Cancer: a student’s battle


I’ve always been interested in writing stories and poetry about my life. Truthfully, I’ve just been looking for any way to tell my story and maybe even help others who may be going through some of the same things that I am.

It started in May.

At first, it was small: I was feeling tired a lot and I also noticed that there was a lump under my left arm. I was curious, but postponed my doctor visit, telling myself it was ingrown hair or just bad deodorant. July came around and the lump was still there, forcing me to finally consult a doctor. The doctors were just as confused, and sent me to do a biopsy. Two weeks passed, and I fell into a façade of calmness, telling myself that no news is good news.

Then the phone call came. My doctor called me into her office to give me my results. As I walked into the room, the tense, guarded look on her face made my heart drum quickly and loudly in my ears.
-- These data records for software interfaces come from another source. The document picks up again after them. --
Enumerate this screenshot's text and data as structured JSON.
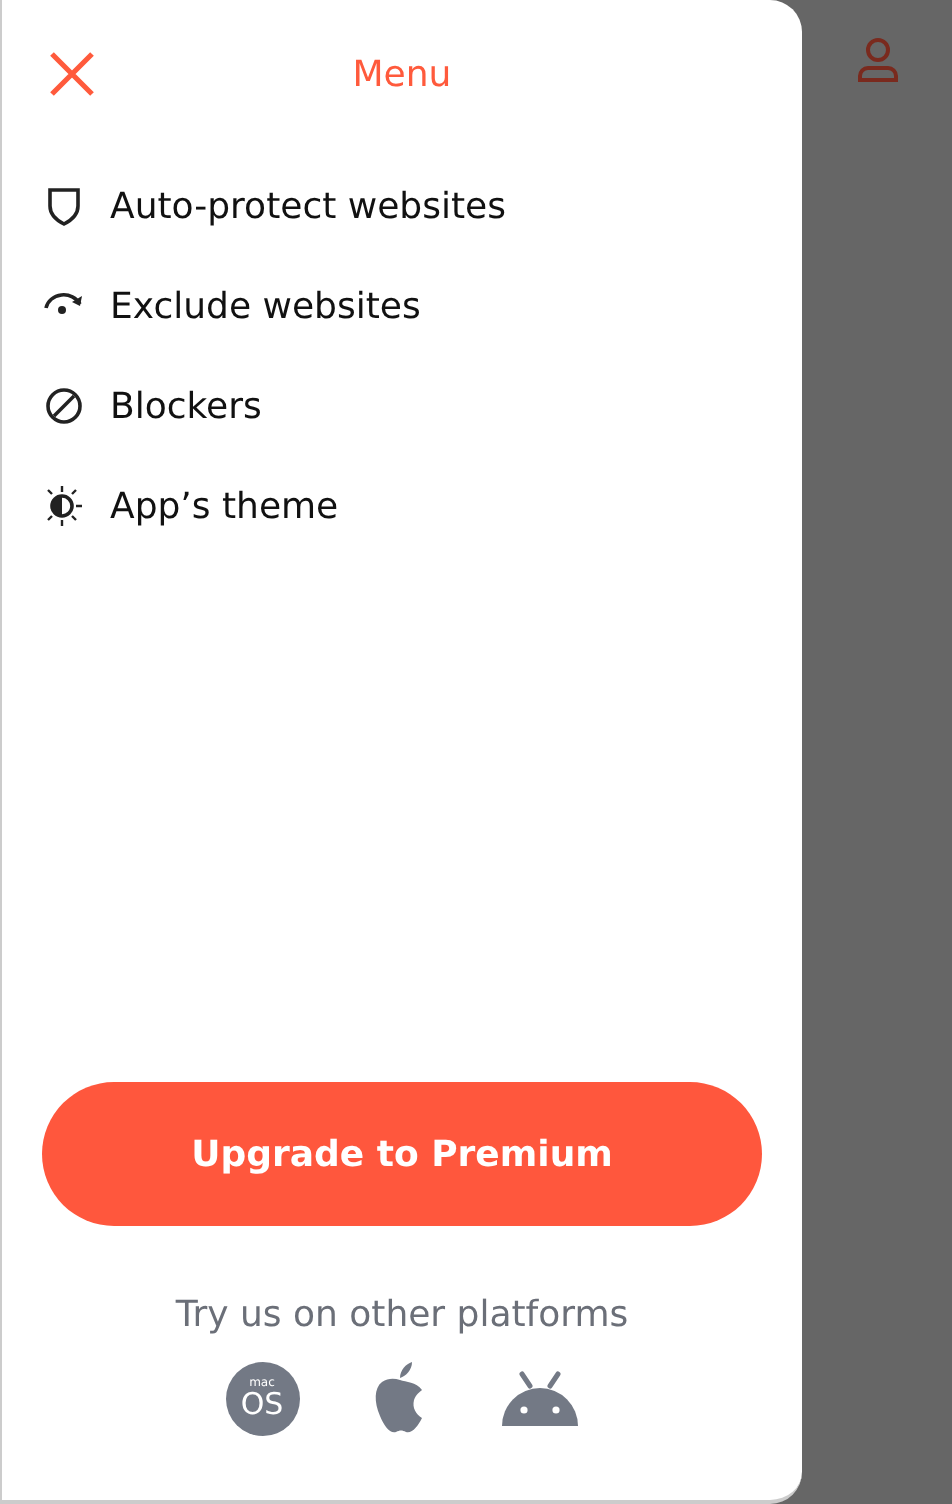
{
  "header": {
    "title": "Menu"
  },
  "menu": [
    {
      "kind": "shield",
      "label": "Auto-protect websites"
    },
    {
      "kind": "exclude",
      "label": "Exclude websites"
    },
    {
      "kind": "block",
      "label": "Blockers"
    },
    {
      "kind": "theme",
      "label": "App’s theme"
    }
  ],
  "upgrade_button": "Upgrade to Premium",
  "platforms": {
    "caption": "Try us on other platforms",
    "items": [
      {
        "kind": "macos",
        "top": "mac",
        "text": "OS"
      },
      {
        "kind": "apple"
      },
      {
        "kind": "android"
      }
    ]
  }
}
So many thoughts were running through my head about what she was going to tell me. Finally, after what seemed to be a million questions, she looked me in my eyes and said, “Your results showed that the lump under your arm is suspicious of Hodgkin’s Lymphoma, a cancer of the lymph nodes.”

I immediately started to cry. The only word that stuck to me was cancer. So many thoughts were running through my head. The doctor explained to me the details of this certain type of cancer and then she asked me to call my mother and let her know what was going on. She then said that she wanted my mother to come so she could talk to her in person. By the time my mom had arrived the next week, my entire family knew about my illness.
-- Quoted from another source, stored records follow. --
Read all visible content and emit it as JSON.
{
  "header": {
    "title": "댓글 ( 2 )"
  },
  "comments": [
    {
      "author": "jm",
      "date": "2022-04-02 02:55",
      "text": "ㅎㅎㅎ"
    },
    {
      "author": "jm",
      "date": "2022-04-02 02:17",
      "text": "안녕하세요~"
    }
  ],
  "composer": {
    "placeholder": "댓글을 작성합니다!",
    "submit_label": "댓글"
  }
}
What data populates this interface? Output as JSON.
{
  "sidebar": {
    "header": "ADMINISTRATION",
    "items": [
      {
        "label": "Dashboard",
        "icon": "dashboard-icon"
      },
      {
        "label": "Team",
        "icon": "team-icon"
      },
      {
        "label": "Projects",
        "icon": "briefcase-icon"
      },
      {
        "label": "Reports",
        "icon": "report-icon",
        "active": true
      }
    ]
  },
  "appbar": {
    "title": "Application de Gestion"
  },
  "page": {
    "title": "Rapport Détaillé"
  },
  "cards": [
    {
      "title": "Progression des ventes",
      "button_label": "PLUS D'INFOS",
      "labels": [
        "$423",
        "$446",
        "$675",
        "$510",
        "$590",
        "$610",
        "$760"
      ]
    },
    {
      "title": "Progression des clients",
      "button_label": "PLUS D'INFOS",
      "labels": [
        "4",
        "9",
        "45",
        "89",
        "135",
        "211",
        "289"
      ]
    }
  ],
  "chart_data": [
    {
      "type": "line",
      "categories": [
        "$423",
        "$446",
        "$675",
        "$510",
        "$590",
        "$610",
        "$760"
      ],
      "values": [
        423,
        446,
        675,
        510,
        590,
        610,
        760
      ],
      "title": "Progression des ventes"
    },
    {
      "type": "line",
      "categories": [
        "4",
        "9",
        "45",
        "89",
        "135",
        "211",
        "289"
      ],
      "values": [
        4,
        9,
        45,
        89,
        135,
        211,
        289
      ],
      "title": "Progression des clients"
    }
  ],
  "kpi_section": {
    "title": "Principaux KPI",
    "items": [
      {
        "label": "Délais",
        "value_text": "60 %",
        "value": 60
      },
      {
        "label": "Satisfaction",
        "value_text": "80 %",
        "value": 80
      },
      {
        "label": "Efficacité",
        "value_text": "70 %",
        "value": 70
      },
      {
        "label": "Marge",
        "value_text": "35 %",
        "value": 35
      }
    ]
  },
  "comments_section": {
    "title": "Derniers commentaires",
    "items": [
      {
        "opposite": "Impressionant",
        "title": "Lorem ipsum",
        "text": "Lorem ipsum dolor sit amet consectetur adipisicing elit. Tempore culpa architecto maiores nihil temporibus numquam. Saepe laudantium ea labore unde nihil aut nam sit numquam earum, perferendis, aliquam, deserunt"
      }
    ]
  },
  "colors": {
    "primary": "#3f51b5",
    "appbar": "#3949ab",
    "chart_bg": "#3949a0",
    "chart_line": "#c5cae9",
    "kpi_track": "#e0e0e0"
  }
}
Family that I hadn’t heard from since freshman year suddenly appeared, and my phone rang endlessly with cousins, aunts, uncles, godparents, all calling to ask if I was alright.
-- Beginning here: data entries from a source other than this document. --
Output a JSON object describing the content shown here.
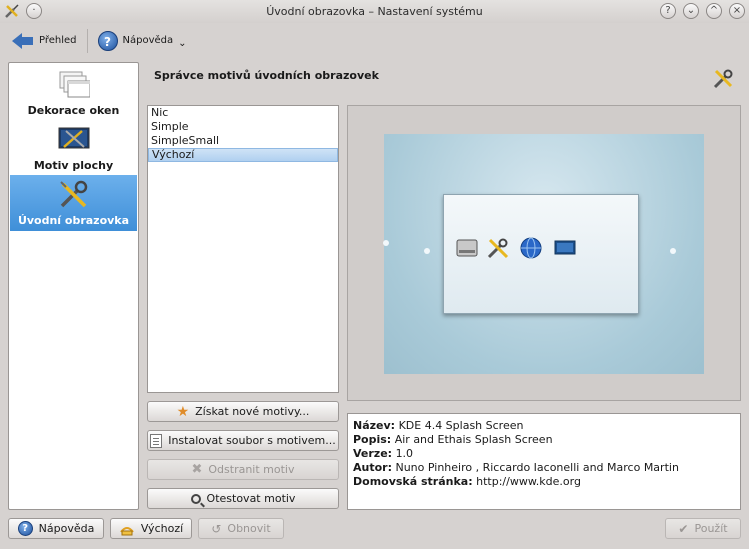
{
  "window": {
    "title": "Úvodní obrazovka – Nastavení systému",
    "buttons": [
      "?",
      "⌄",
      "^",
      "×"
    ]
  },
  "toolbar": {
    "back_label": "Přehled",
    "help_label": "Nápověda",
    "help_arrow": "⌄"
  },
  "sidebar": {
    "items": [
      {
        "label": "Dekorace oken",
        "icon": "window-decoration-icon",
        "active": false
      },
      {
        "label": "Motiv plochy",
        "icon": "desktop-theme-icon",
        "active": false
      },
      {
        "label": "Úvodní obrazovka",
        "icon": "tools-icon",
        "active": true
      }
    ]
  },
  "main": {
    "section_title": "Správce motivů úvodních obrazovek",
    "themes": [
      "Nic",
      "Simple",
      "SimpleSmall",
      "Výchozí"
    ],
    "selected_theme_index": 3,
    "buttons": {
      "get_new": "Získat nové motivy...",
      "install": "Instalovat soubor s motivem...",
      "remove": "Odstranit motiv",
      "test": "Otestovat motiv"
    },
    "info": {
      "name_label": "Název:",
      "name_value": "KDE 4.4 Splash Screen",
      "desc_label": "Popis:",
      "desc_value": "Air and Ethais Splash Screen",
      "version_label": "Verze:",
      "version_value": "1.0",
      "author_label": "Autor:",
      "author_value": "Nuno Pinheiro , Riccardo Iaconelli and Marco Martin",
      "home_label": "Domovská stránka:",
      "home_value": "http://www.kde.org"
    }
  },
  "footer": {
    "help": "Nápověda",
    "defaults": "Výchozí",
    "reset": "Obnovit",
    "apply": "Použít"
  },
  "colors": {
    "accent": "#3f8fd8",
    "selection": "#b0d0f0",
    "background": "#d6d2d0"
  }
}
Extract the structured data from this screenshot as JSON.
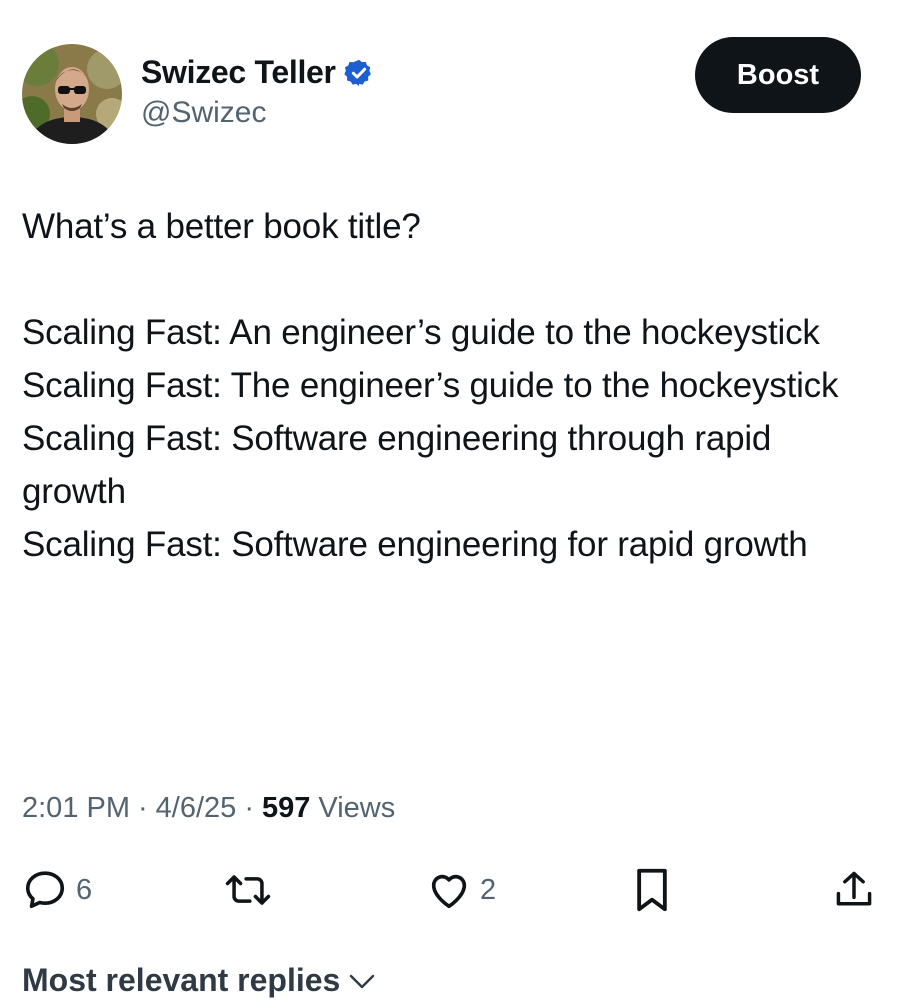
{
  "author": {
    "display_name": "Swizec Teller",
    "handle": "@Swizec",
    "verified": true,
    "verified_badge_color": "#1d5fd3"
  },
  "actions_top": {
    "boost_label": "Boost"
  },
  "tweet": {
    "text": "What’s a better book title?\n\nScaling Fast: An engineer’s guide to the hockeystick\nScaling Fast: The engineer’s guide to the hockeystick\nScaling Fast: Software engineering through rapid growth\nScaling Fast: Software engineering for rapid growth",
    "time": "2:01 PM",
    "date": "4/6/25",
    "separator": "·",
    "views_count": "597",
    "views_label": "Views"
  },
  "engagement": {
    "reply_icon": "reply-icon",
    "reply_count": "6",
    "retweet_icon": "retweet-icon",
    "like_icon": "heart-icon",
    "like_count": "2",
    "bookmark_icon": "bookmark-icon",
    "share_icon": "share-icon"
  },
  "replies": {
    "sort_label": "Most relevant replies"
  },
  "colors": {
    "text": "#0f1419",
    "secondary": "#536471",
    "button_bg": "#0f1419"
  }
}
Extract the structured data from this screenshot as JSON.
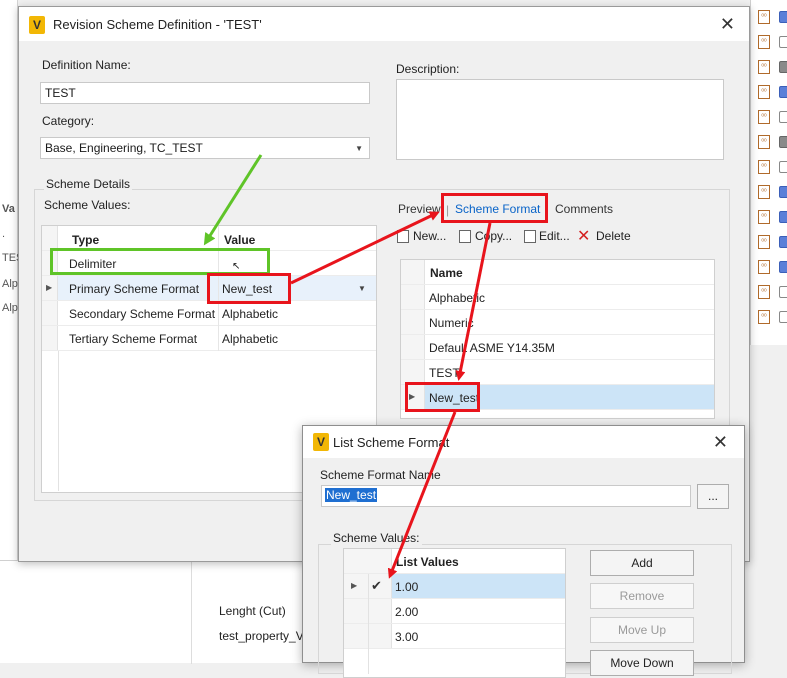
{
  "background": {
    "left_column": {
      "header": "Va",
      "cells": [
        ".",
        "TES",
        "Alp",
        "Alp"
      ]
    },
    "lower_panel": {
      "properties": [
        "Lenght (Cut)",
        "test_property_V("
      ]
    }
  },
  "main_dialog": {
    "title": "Revision Scheme Definition - 'TEST'",
    "definition_name_label": "Definition Name:",
    "definition_name_value": "TEST",
    "description_label": "Description:",
    "description_value": "",
    "category_label": "Category:",
    "category_value": "Base, Engineering, TC_TEST",
    "scheme_details_label": "Scheme Details",
    "scheme_values_label": "Scheme Values:",
    "grid": {
      "columns": [
        "Type",
        "Value"
      ],
      "rows": [
        {
          "type": "Delimiter",
          "value": ""
        },
        {
          "type": "Primary Scheme Format",
          "value": "New_test"
        },
        {
          "type": "Secondary Scheme Format",
          "value": "Alphabetic"
        },
        {
          "type": "Tertiary Scheme Format",
          "value": "Alphabetic"
        }
      ]
    },
    "tabs": [
      "Preview",
      "Scheme Format",
      "Comments"
    ],
    "active_tab": "Scheme Format",
    "toolbar": {
      "new": "New...",
      "copy": "Copy...",
      "edit": "Edit...",
      "delete": "Delete"
    },
    "format_list": {
      "column": "Name",
      "items": [
        "Alphabetic",
        "Numeric",
        "Default ASME Y14.35M",
        "TEST",
        "New_test"
      ],
      "selected": "New_test"
    }
  },
  "list_dialog": {
    "title": "List Scheme Format",
    "name_label": "Scheme Format Name",
    "name_value": "New_test",
    "browse_label": "...",
    "values_label": "Scheme Values:",
    "column": "List Values",
    "values": [
      "1.00",
      "2.00",
      "3.00"
    ],
    "buttons": {
      "add": "Add",
      "remove": "Remove",
      "move_up": "Move Up",
      "move_down": "Move Down"
    }
  },
  "colors": {
    "annotation_red": "#e8141c",
    "annotation_green": "#5fc428",
    "selection": "#cce4f7",
    "accent": "#0a64c8"
  }
}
After a series of tests to decide what treatment I could be receiving, the doctor told me chemotherapy was the best option. The tears flooded my eyes again as I asked, ¨Will my hair fall out?” All he could offer was more uncertainty and doubt, eluding a definite answer.

The cloak of worry, frustration, confusion and anxiety that I had battled since my diagnosis, slowly festering and seething underneath my relatively calm exterior, finally surfaced and cloaked me with impenetrable, unadulterated fear as I walked into Tallahassee Memorial Hospital for my first session of chemotherapy on Friday, Sept. 24.

All I could hear were the side effects that could possibly occur during my treatment drumming in my head to the rhythm of my erratic, pounding heartbeat: complications with my reproductive organs, respiratory issues, hair loss to name a few.

When I finally made it to my treatment room, there was a comfortable cushioned chair that resembled a lazy boy in the middle of the room. Seven hours imprisoned in that chair was unfathomable, but real and present.

The first hour was consumed with preparation; with the doctor explaining to me the different medicines as well as having me fill out paperwork, including consent forms. The nurse finally inserted the IV into my arm…it was starting.

I didn’t start to feel the side effects until that night. Nausea racked my body; I was throwing up constantly and my body was weak, too weak to even leave my bed.

It took four days for the symptoms to completely dissipate. My week of absence in school forced me to withdraw from school for the semester.

Even without the additional pressure of school, my life has a new set of rules and restrictions, leaving me feeling crippled.

The 180-degree turn that my life has taken makes me rely on my religion even more to provide sense and stability to my life. I’ve been praying every day. I’ve been blessed with great friends that have been looking out for me. But, I still just want it to be over. I want to go to class and worry about graduation and credits and parties and friends. I want to be me again.